:: What you are asked to do ::
Among the entries, which lines carry the string "Interrogating"? Copy every one.

** Opening Data section block **

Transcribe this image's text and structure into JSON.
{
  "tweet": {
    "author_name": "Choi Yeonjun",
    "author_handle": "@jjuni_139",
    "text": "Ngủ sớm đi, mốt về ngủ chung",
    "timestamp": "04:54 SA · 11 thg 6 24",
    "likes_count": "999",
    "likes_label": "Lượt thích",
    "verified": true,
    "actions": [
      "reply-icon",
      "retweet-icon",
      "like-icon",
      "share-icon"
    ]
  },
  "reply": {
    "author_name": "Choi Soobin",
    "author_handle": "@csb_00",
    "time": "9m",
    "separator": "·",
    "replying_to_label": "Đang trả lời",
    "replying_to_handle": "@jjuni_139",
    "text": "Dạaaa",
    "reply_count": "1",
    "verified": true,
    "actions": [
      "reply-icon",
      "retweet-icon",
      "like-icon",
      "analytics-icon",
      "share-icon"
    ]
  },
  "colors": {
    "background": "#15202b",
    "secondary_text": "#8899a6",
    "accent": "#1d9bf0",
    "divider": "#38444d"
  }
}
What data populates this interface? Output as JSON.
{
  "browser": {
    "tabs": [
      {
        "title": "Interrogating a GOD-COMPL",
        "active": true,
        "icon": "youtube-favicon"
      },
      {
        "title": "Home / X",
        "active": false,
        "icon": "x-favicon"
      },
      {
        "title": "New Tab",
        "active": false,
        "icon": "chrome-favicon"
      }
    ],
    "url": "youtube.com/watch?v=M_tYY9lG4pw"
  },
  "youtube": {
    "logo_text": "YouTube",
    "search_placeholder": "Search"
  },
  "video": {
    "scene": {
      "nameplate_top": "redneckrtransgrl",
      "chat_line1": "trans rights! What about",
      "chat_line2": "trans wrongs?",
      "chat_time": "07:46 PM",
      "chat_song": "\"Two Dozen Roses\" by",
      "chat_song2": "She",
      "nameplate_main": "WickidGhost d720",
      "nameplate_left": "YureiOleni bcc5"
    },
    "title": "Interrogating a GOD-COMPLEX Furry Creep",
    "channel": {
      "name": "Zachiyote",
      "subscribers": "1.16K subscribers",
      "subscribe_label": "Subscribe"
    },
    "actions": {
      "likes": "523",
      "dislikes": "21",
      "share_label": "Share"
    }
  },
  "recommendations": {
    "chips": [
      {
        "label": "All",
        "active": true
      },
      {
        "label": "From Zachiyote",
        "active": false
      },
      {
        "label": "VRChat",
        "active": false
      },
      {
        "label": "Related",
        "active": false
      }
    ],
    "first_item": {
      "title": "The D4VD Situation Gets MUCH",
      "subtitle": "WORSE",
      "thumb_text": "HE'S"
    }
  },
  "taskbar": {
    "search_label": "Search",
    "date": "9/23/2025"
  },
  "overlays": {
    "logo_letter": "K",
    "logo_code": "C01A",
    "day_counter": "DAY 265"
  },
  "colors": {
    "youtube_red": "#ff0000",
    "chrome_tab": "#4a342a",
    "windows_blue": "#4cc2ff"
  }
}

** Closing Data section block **

:: Answer to the problem ::
        "title": "Interrogating a GOD-COMPL",
    "title": "Interrogating a GOD-COMPLEX Furry Creep",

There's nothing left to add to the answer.